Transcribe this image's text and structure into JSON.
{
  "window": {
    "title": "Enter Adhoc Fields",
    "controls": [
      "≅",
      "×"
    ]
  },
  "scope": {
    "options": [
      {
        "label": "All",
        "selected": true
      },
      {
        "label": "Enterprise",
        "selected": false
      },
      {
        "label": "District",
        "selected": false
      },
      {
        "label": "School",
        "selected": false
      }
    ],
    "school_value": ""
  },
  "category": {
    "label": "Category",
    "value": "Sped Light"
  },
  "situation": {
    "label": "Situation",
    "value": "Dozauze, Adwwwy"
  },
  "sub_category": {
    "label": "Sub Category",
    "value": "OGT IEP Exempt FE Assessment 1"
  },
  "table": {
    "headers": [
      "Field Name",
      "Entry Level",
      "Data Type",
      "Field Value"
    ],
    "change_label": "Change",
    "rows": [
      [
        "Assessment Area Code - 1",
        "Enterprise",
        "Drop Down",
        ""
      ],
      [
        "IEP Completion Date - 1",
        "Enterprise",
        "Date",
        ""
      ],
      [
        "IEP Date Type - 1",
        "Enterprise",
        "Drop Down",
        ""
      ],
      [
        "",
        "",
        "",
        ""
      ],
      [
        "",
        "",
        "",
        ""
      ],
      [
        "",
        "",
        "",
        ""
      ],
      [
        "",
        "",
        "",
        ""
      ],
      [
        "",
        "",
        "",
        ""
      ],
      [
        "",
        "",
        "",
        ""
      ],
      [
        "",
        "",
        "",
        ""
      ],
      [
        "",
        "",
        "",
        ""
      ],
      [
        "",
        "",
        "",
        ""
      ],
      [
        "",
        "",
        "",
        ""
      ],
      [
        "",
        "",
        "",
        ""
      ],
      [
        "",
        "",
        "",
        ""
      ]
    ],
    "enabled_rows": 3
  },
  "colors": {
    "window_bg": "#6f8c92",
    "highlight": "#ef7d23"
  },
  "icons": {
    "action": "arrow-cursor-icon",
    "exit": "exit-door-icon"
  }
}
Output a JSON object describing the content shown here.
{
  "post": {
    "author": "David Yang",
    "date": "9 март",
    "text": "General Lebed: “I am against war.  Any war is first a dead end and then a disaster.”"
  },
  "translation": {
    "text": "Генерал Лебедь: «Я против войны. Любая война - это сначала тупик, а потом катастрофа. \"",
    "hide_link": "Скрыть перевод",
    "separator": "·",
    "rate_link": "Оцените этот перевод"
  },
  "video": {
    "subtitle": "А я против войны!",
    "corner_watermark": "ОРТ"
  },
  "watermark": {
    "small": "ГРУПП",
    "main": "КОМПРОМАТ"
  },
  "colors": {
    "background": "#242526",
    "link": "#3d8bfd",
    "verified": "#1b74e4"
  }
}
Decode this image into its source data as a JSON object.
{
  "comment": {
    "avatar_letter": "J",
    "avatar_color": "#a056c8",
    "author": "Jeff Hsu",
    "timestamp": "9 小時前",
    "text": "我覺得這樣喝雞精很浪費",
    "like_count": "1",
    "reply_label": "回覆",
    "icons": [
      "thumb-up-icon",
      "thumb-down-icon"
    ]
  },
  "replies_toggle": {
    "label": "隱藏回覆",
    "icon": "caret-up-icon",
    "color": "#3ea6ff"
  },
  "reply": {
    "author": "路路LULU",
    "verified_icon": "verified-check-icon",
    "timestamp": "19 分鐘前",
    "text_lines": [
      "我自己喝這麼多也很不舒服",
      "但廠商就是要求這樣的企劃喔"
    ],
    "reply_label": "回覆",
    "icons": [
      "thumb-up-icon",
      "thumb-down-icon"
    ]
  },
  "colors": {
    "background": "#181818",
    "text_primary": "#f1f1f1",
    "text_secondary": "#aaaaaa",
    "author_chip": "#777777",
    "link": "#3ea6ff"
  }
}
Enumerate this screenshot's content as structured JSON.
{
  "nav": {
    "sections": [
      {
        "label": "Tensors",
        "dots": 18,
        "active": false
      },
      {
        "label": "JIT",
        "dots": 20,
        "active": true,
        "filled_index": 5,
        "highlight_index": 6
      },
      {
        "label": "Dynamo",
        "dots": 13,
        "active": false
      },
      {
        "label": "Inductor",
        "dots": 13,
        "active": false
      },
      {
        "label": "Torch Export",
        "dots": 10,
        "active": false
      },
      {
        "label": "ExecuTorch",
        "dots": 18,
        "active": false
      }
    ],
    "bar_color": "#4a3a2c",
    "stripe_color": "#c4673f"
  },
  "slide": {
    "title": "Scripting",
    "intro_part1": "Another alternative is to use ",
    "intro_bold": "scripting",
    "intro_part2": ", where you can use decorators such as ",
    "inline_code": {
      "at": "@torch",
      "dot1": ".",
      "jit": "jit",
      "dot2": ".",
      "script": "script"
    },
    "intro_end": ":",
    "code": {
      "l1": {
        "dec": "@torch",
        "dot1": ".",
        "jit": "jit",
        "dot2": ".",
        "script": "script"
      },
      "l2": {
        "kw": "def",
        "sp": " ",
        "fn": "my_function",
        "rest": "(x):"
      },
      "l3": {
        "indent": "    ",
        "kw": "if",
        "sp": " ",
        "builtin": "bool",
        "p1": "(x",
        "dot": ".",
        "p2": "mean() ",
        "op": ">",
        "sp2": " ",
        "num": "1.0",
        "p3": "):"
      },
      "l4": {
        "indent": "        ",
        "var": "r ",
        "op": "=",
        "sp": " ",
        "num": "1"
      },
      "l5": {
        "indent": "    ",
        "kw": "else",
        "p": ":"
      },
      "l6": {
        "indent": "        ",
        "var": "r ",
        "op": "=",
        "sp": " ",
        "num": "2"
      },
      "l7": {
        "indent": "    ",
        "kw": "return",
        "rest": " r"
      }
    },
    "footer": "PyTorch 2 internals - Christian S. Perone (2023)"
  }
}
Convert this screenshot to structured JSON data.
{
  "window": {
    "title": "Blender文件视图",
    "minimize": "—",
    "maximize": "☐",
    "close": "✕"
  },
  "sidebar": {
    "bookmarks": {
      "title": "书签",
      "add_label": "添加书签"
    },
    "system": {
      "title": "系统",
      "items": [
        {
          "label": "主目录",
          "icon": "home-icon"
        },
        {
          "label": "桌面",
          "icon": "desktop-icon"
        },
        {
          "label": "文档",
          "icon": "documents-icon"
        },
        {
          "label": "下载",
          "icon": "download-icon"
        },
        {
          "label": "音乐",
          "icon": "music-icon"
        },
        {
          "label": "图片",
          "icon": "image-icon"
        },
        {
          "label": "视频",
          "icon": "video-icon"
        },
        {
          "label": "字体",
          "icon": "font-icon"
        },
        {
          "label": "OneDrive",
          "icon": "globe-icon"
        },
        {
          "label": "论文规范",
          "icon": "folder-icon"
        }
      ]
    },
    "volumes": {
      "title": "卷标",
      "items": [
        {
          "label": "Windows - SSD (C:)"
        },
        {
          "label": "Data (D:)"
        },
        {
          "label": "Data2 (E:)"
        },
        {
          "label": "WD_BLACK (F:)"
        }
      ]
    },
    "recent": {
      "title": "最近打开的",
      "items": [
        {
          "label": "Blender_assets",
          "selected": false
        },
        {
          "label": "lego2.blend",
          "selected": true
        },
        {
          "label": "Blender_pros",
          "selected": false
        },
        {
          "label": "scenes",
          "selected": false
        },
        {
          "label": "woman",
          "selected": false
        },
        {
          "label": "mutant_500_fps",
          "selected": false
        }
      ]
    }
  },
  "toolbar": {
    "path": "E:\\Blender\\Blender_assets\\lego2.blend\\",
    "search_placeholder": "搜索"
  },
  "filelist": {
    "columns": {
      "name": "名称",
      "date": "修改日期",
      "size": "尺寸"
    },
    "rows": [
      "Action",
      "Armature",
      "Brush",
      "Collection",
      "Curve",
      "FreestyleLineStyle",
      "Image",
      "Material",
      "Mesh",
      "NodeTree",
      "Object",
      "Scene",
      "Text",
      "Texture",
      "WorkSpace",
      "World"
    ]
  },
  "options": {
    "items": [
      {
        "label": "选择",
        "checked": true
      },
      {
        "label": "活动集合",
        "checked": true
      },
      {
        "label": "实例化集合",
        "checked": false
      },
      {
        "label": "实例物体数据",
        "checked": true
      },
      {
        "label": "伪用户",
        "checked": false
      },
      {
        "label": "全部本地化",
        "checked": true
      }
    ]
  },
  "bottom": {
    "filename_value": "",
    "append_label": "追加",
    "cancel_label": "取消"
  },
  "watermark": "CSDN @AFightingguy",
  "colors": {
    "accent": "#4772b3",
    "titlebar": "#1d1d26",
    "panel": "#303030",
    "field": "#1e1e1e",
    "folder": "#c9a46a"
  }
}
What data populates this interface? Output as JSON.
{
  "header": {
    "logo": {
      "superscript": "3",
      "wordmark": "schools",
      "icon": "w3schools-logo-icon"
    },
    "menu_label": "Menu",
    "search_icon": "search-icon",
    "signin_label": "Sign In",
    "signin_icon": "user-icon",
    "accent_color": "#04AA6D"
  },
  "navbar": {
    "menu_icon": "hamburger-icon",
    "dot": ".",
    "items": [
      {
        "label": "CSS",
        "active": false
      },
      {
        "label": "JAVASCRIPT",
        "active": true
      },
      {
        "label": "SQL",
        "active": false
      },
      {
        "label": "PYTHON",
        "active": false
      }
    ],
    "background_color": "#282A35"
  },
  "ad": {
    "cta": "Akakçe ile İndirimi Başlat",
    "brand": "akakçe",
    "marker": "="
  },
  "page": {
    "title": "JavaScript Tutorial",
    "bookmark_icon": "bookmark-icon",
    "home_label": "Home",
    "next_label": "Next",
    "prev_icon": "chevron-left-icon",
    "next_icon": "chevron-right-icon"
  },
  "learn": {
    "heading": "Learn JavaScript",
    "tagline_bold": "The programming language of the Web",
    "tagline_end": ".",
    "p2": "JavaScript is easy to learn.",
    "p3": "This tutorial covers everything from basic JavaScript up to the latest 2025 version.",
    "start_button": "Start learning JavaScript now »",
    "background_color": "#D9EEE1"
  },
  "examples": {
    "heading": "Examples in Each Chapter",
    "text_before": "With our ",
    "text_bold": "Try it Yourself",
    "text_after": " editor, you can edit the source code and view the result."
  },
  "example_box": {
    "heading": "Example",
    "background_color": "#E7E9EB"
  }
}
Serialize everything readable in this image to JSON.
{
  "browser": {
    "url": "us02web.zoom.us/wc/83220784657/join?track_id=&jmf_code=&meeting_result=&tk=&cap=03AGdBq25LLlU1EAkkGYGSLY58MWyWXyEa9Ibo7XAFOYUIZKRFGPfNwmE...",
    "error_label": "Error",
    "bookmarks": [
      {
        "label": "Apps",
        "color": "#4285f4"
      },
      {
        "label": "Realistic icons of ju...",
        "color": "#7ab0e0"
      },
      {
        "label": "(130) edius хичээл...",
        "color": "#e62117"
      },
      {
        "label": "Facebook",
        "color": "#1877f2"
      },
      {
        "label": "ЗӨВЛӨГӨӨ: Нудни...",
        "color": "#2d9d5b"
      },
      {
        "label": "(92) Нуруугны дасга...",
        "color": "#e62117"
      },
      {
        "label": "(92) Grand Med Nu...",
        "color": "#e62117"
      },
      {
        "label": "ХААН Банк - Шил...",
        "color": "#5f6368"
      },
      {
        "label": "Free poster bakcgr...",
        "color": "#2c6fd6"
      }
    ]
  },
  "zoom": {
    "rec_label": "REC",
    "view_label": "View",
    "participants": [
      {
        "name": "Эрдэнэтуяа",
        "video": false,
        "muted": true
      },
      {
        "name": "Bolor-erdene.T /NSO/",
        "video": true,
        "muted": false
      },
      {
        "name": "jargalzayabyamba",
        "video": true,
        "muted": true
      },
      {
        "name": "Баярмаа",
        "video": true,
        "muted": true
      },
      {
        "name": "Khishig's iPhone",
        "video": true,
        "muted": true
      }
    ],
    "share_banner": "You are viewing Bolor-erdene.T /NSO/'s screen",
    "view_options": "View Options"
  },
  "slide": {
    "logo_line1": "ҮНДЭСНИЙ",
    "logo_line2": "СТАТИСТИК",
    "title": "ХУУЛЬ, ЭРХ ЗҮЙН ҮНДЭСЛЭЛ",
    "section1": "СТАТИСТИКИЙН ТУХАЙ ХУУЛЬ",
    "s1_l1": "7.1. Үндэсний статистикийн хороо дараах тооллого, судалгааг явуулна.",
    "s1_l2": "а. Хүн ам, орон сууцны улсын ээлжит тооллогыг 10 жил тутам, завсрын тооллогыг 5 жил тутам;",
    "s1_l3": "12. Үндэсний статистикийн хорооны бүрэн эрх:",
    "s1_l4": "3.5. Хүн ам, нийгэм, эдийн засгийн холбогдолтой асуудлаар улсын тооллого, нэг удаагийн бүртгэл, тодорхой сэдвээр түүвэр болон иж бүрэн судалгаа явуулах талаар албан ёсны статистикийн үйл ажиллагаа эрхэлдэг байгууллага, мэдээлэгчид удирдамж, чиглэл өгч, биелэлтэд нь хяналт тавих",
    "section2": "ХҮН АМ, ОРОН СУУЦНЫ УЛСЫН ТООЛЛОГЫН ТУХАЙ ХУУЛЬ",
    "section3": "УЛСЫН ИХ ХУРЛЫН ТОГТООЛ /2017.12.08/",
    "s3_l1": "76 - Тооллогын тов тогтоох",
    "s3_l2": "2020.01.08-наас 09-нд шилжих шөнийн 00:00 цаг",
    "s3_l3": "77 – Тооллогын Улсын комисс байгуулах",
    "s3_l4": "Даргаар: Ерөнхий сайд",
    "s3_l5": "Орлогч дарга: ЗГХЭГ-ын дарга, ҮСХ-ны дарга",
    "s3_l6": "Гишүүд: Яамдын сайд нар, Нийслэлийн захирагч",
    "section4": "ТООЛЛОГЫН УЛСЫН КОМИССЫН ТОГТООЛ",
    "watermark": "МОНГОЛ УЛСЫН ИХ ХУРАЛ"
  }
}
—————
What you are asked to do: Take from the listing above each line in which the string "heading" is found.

Task answer:
    "heading": "Learn JavaScript",
    "heading": "Examples in Each Chapter",
    "heading": "Example",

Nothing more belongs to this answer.